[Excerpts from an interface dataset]

=== Section Start ===

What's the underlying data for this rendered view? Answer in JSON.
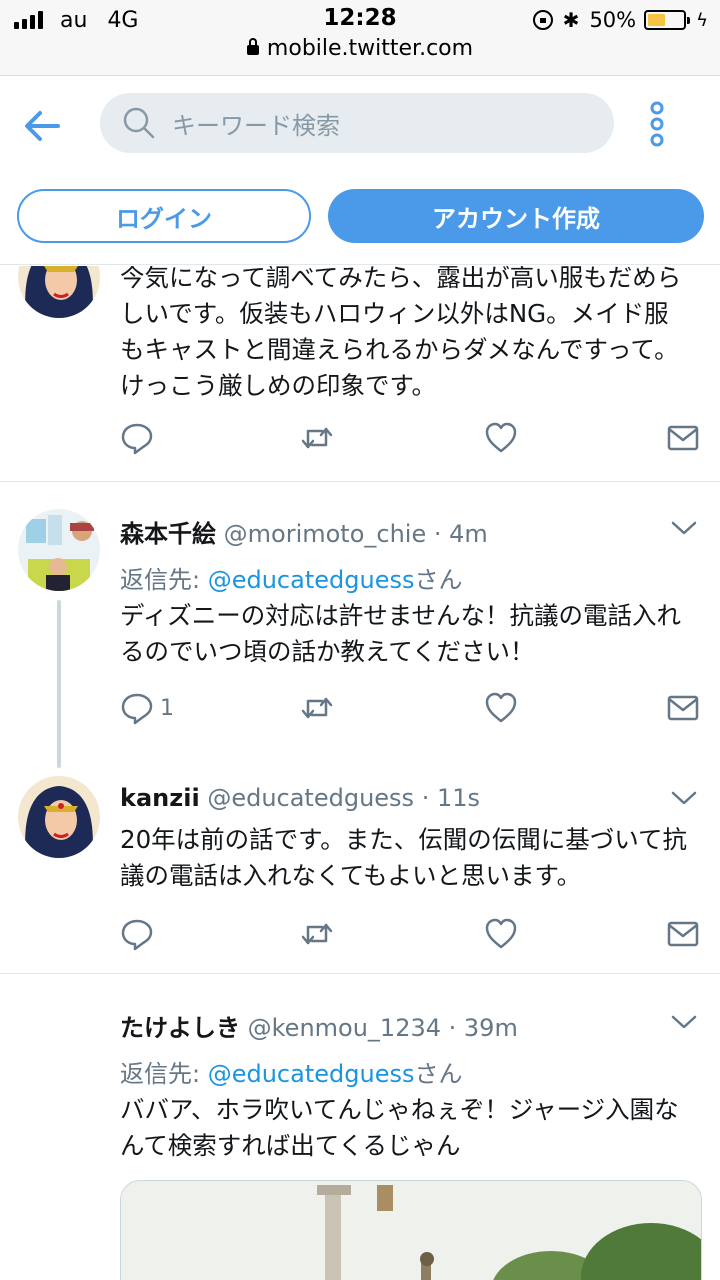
{
  "status_bar": {
    "carrier": "au",
    "network": "4G",
    "time": "12:28",
    "battery": "50%",
    "battery_level": 0.5,
    "url": "mobile.twitter.com"
  },
  "header": {
    "search_placeholder": "キーワード検索",
    "login_label": "ログイン",
    "signup_label": "アカウント作成"
  },
  "colors": {
    "accent": "#4a9ae9",
    "link": "#1b95e0",
    "muted": "#657786"
  },
  "tweets": [
    {
      "text": "今気になって調べてみたら、露出が高い服もだめらしいです。仮装もハロウィン以外はNG。メイド服もキャストと間違えられるからダメなんですって。けっこう厳しめの印象です。",
      "reply_count": ""
    },
    {
      "name": "森本千絵",
      "handle": "@morimoto_chie",
      "time": "· 4m",
      "reply_prefix": "返信先: ",
      "reply_user": "@educatedguess",
      "reply_suffix": "さん",
      "text": "ディズニーの対応は許せませんな！抗議の電話入れるのでいつ頃の話か教えてください！",
      "reply_count": "1"
    },
    {
      "name": "kanzii",
      "handle": "@educatedguess",
      "time": "· 11s",
      "text": "20年は前の話です。また、伝聞の伝聞に基づいて抗議の電話は入れなくてもよいと思います。",
      "reply_count": ""
    },
    {
      "name": "たけよしき",
      "handle": "@kenmou_1234",
      "time": "· 39m",
      "reply_prefix": "返信先: ",
      "reply_user": "@educatedguess",
      "reply_suffix": "さん",
      "text": "ババア、ホラ吹いてんじゃねぇぞ！ジャージ入園なんて検索すれば出てくるじゃん"
    }
  ],
  "icons": [
    "back-arrow-icon",
    "search-icon",
    "more-vertical-icon",
    "reply-icon",
    "retweet-icon",
    "like-icon",
    "direct-message-icon",
    "chevron-down-icon"
  ]
}
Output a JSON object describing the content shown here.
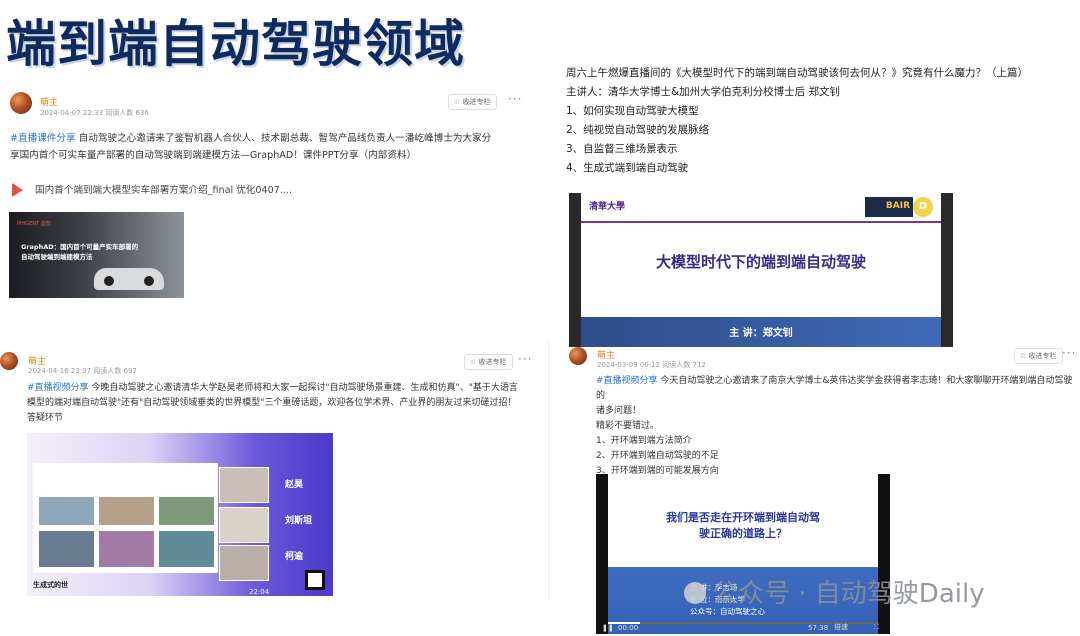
{
  "banner": {
    "title": "端到端自动驾驶领域"
  },
  "post1": {
    "author": "萌主",
    "meta": "2024-04-07 22:33   阅读人数 636",
    "collect": "☆ 收进专栏",
    "more": "···",
    "tag": "#直播课件分享",
    "text_a": " 自动驾驶之心邀请来了鉴智机器人合伙人、技术副总裁、智驾产品线负责人一潘屹峰博士为大家分",
    "text_b": "享国内首个可实车量产部署的自动驾驶端到端建模方法—GraphAD！课件PPT分享（内部资料）",
    "attachment": "国内首个端到端大模型实车部署方案介绍_final 优化0407....",
    "thumb_logo": "PHIGENT 鉴智",
    "thumb_title_1": "GraphAD：国内首个可量产实车部署的",
    "thumb_title_2": "自动驾驶端到端建模方法"
  },
  "post2": {
    "line1": "周六上午燃爆直播间的《大模型时代下的端到端自动驾驶该何去何从？》究竟有什么魔力？（上篇）",
    "line2": "主讲人：清华大学博士&加州大学伯克利分校博士后 郑文钊",
    "item1": "1、如何实现自动驾驶大模型",
    "item2": "2、纯视觉自动驾驶的发展脉络",
    "item3": "3、自监督三维场景表示",
    "item4": "4、生成式端到端自动驾驶",
    "slide_logo": "清華大學",
    "slide_badge": "BAIR",
    "slide_d": "D",
    "slide_title": "大模型时代下的端到端自动驾驶",
    "slide_speaker": "主 讲：郑文钊"
  },
  "post3": {
    "author": "萌主",
    "meta": "2024-04-16 23:37   阅读人数 697",
    "collect": "☆ 收进专栏",
    "more": "···",
    "tag": "#直播视频分享",
    "text_a": " 今晚自动驾驶之心邀请清华大学赵昊老师将和大家一起探讨\"自动驾驶场景重建、生成和仿真\"、\"基于大语言",
    "text_b": "模型的端对端自动驾驶\"还有\"自动驾驶领域垂类的世界模型\"三个重磅话题，欢迎各位学术界、产业界的朋友过来切磋过招！",
    "text_c": "答疑环节",
    "name1": "赵昊",
    "name2": "刘斯坦",
    "name3": "柯逾",
    "bottom": "生成式的世",
    "time": "22:04"
  },
  "post4": {
    "author": "萌主",
    "meta": "2024-03-09 00:12   阅读人数 712",
    "collect": "☆ 收进专栏",
    "more": "···",
    "tag": "#直播视频分享",
    "text_a": " 今天自动驾驶之心邀请来了南京大学博士&英伟达奖学金获得者李志琦！和大家聊聊开环端到端自动驾驶的",
    "text_b": "诸多问题！",
    "text_c": "精彩不要错过。",
    "item1": "1、开环端到端方法简介",
    "item2": "2、开环端到端自动驾驶的不足",
    "item3": "3、开环端到端的可能发展方向",
    "video_q1": "我们是否走在开环端到端自动驾",
    "video_q2": "驶正确的道路上？",
    "info1": "主 讲：李志琦",
    "info2": "单 位：南京大学",
    "info3": "公众号：自动驾驶之心",
    "time_start": "00:00",
    "time_end": "57:38",
    "speed": "倍速"
  },
  "watermark": {
    "text": "公众号 · 自动驾驶Daily"
  }
}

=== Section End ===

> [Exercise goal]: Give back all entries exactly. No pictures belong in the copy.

> [Response below]:
What's the underlying data for this rendered view? Answer in JSON.
{
  "status_bar": {
    "carrier": "au",
    "network": "4G",
    "time": "12:28",
    "battery": "50%",
    "battery_level": 0.5,
    "url": "mobile.twitter.com"
  },
  "header": {
    "search_placeholder": "キーワード検索",
    "login_label": "ログイン",
    "signup_label": "アカウント作成"
  },
  "colors": {
    "accent": "#4a9ae9",
    "link": "#1b95e0",
    "muted": "#657786"
  },
  "tweets": [
    {
      "text": "今気になって調べてみたら、露出が高い服もだめらしいです。仮装もハロウィン以外はNG。メイド服もキャストと間違えられるからダメなんですって。けっこう厳しめの印象です。",
      "reply_count": ""
    },
    {
      "name": "森本千絵",
      "handle": "@morimoto_chie",
      "time": "· 4m",
      "reply_prefix": "返信先: ",
      "reply_user": "@educatedguess",
      "reply_suffix": "さん",
      "text": "ディズニーの対応は許せませんな！抗議の電話入れるのでいつ頃の話か教えてください！",
      "reply_count": "1"
    },
    {
      "name": "kanzii",
      "handle": "@educatedguess",
      "time": "· 11s",
      "text": "20年は前の話です。また、伝聞の伝聞に基づいて抗議の電話は入れなくてもよいと思います。",
      "reply_count": ""
    },
    {
      "name": "たけよしき",
      "handle": "@kenmou_1234",
      "time": "· 39m",
      "reply_prefix": "返信先: ",
      "reply_user": "@educatedguess",
      "reply_suffix": "さん",
      "text": "ババア、ホラ吹いてんじゃねぇぞ！ジャージ入園なんて検索すれば出てくるじゃん"
    }
  ],
  "icons": [
    "back-arrow-icon",
    "search-icon",
    "more-vertical-icon",
    "reply-icon",
    "retweet-icon",
    "like-icon",
    "direct-message-icon",
    "chevron-down-icon"
  ]
}
Output a JSON object describing the content shown here.
{
  "banner": {
    "title": "端到端自动驾驶领域"
  },
  "post1": {
    "author": "萌主",
    "meta": "2024-04-07 22:33   阅读人数 636",
    "collect": "☆ 收进专栏",
    "more": "···",
    "tag": "#直播课件分享",
    "text_a": " 自动驾驶之心邀请来了鉴智机器人合伙人、技术副总裁、智驾产品线负责人一潘屹峰博士为大家分",
    "text_b": "享国内首个可实车量产部署的自动驾驶端到端建模方法—GraphAD！课件PPT分享（内部资料）",
    "attachment": "国内首个端到端大模型实车部署方案介绍_final 优化0407....",
    "thumb_logo": "PHIGENT 鉴智",
    "thumb_title_1": "GraphAD：国内首个可量产实车部署的",
    "thumb_title_2": "自动驾驶端到端建模方法"
  },
  "post2": {
    "line1": "周六上午燃爆直播间的《大模型时代下的端到端自动驾驶该何去何从？》究竟有什么魔力？（上篇）",
    "line2": "主讲人：清华大学博士&加州大学伯克利分校博士后 郑文钊",
    "item1": "1、如何实现自动驾驶大模型",
    "item2": "2、纯视觉自动驾驶的发展脉络",
    "item3": "3、自监督三维场景表示",
    "item4": "4、生成式端到端自动驾驶",
    "slide_logo": "清華大學",
    "slide_badge": "BAIR",
    "slide_d": "D",
    "slide_title": "大模型时代下的端到端自动驾驶",
    "slide_speaker": "主 讲：郑文钊"
  },
  "post3": {
    "author": "萌主",
    "meta": "2024-04-16 23:37   阅读人数 697",
    "collect": "☆ 收进专栏",
    "more": "···",
    "tag": "#直播视频分享",
    "text_a": " 今晚自动驾驶之心邀请清华大学赵昊老师将和大家一起探讨\"自动驾驶场景重建、生成和仿真\"、\"基于大语言",
    "text_b": "模型的端对端自动驾驶\"还有\"自动驾驶领域垂类的世界模型\"三个重磅话题，欢迎各位学术界、产业界的朋友过来切磋过招！",
    "text_c": "答疑环节",
    "name1": "赵昊",
    "name2": "刘斯坦",
    "name3": "柯逾",
    "bottom": "生成式的世",
    "time": "22:04"
  },
  "post4": {
    "author": "萌主",
    "meta": "2024-03-09 00:12   阅读人数 712",
    "collect": "☆ 收进专栏",
    "more": "···",
    "tag": "#直播视频分享",
    "text_a": " 今天自动驾驶之心邀请来了南京大学博士&英伟达奖学金获得者李志琦！和大家聊聊开环端到端自动驾驶的",
    "text_b": "诸多问题！",
    "text_c": "精彩不要错过。",
    "item1": "1、开环端到端方法简介",
    "item2": "2、开环端到端自动驾驶的不足",
    "item3": "3、开环端到端的可能发展方向",
    "video_q1": "我们是否走在开环端到端自动驾",
    "video_q2": "驶正确的道路上？",
    "info1": "主 讲：李志琦",
    "info2": "单 位：南京大学",
    "info3": "公众号：自动驾驶之心",
    "time_start": "00:00",
    "time_end": "57:38",
    "speed": "倍速"
  },
  "watermark": {
    "text": "公众号 · 自动驾驶Daily"
  }
}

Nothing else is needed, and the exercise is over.